Cruel lesson for emotional Ferguson as Leicester win on penalties
An emotional Duncan Ferguson was given a cruel lesson in the highs and lows of management as Everton mounted a stirring comeback in their Carabao Cup quarter-final against Leicester only to lose on penalties.
After James Maddison and Jonny Evans had put Leicester two up during a first half they dominated, Tom Davies pulled a goal back with 20 minutes to go and a rocket from Leighton Baines in the 90th minute made it 2-2.
That sent interim boss Ferguson sprinting down the touchline to celebrate with a ball boy again, just as he had during his first match in charge against Chelsea.
Ferguson admitted he thought a shoot-out victory was “written in the stars”, especially when Jordan Pickford saved the opening penalty from Maddison, but Kasper Schmeichel responded by keeping out efforts from Cenk Tosun and, cruelly, Baines before Jamie Vardy netted the decisive kick.
Ferguson revealed there were “a lot of tears” in the changing room, and the Scot’s voice cracked on a couple of occasions during his press conference as he reflected on a missed opportunity.
“They’re obviously gutted in there,” he said. “There’s a lot of tears. I’m gutted for Seamus Coleman, Leighton Baines, guys like that.
“It was a big chance for us to get to the semi-final, we’re at home and I was just really disappointed in the first-half performance. But it was understandable considering it was virtually the same team (as faced Manchester United on Sunday).
“I thought the second half they showed much more aggression and we put in a very good second-half performance.
“I thought it was going to be our night once Leighton smacks that one in the top corner, I thought it was written in the stars that we were going to come through. You get Jordan saving the first penalty, what a fantastic save, it just wasn’t to be unfortunately.”
Everton have reportedly lined up Carlo Ancelotti as the permanent replacement for Marco Silva, but Ferguson expects to stay in the hotseat for Saturday’s Premier League clash with Arsenal.
He said: “I don’t know 100 per cent, I’ll talk to the owners and the directors. I would think I’ll be in on Saturday because it’s such a quick turnaround. At the moment I’m preparing for Saturday. We’ve got a massive game and we’ve got to be ready.”
Leicester’s tremendous season continued, with the Foxes through to their first major semi-final since winning this competition in 2000.
There was, though, frustration for manager Brendan Rodgers, who has not lost a domestic cup tie since April 2015, that they did not complete the job in normal time.
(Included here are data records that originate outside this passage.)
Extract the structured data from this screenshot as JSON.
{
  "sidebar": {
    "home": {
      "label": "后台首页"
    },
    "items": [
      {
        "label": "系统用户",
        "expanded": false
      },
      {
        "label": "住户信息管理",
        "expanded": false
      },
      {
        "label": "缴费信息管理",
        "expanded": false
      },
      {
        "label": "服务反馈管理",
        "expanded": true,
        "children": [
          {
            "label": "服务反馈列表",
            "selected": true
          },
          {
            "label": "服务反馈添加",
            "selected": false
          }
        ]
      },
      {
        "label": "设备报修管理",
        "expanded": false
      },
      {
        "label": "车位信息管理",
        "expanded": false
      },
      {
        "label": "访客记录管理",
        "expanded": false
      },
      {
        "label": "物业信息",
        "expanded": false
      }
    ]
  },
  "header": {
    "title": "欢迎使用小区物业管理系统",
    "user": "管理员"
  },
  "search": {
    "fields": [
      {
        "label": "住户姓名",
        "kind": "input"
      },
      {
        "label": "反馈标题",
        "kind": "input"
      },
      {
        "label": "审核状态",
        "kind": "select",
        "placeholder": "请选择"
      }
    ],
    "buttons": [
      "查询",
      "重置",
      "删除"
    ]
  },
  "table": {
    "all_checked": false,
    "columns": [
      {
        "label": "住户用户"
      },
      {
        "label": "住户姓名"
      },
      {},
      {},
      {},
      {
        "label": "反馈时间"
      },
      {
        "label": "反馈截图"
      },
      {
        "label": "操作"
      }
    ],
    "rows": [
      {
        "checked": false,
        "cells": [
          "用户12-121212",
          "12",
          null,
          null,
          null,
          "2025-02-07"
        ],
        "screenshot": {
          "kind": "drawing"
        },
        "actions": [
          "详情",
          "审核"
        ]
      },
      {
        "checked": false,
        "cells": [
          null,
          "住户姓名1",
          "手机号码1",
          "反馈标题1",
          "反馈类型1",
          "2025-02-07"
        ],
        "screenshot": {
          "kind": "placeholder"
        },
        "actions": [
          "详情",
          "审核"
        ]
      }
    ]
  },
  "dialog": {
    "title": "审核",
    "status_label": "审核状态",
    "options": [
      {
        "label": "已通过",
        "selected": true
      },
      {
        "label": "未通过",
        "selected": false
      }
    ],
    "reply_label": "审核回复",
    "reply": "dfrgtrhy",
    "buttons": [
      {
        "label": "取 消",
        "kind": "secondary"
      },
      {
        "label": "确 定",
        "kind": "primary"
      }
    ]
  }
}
Leicester had several very good chances to score a third goal prior to Davies’ volley, with Marc Albrighton hitting the bar.
“I thought we were much the better team,” said Rodgers, whose side will face Aston Villa in the last four.
“First half we had good control of the game, scored two very good goals and maybe could have had more. Second half we started well, should have gone 3-0 up, unfortunate to hit the bar, and then we sort of waited on the game a little bit and out of nowhere they get the goal.
“And I think what you’ve seen over these last few games with Duncan is he’s given the team and the crowd here real spirit. But even at 2-1 we were pretty comfortable and then out of nowhere Leighton scored an amazing goal.
“We just had to clear our heads. We felt we were the better team but we needed to show it on the penalties and in fairness they took the penalties really well and Kasper obviously made the saves. I felt we deserved to get through. It’s brilliant for the players.”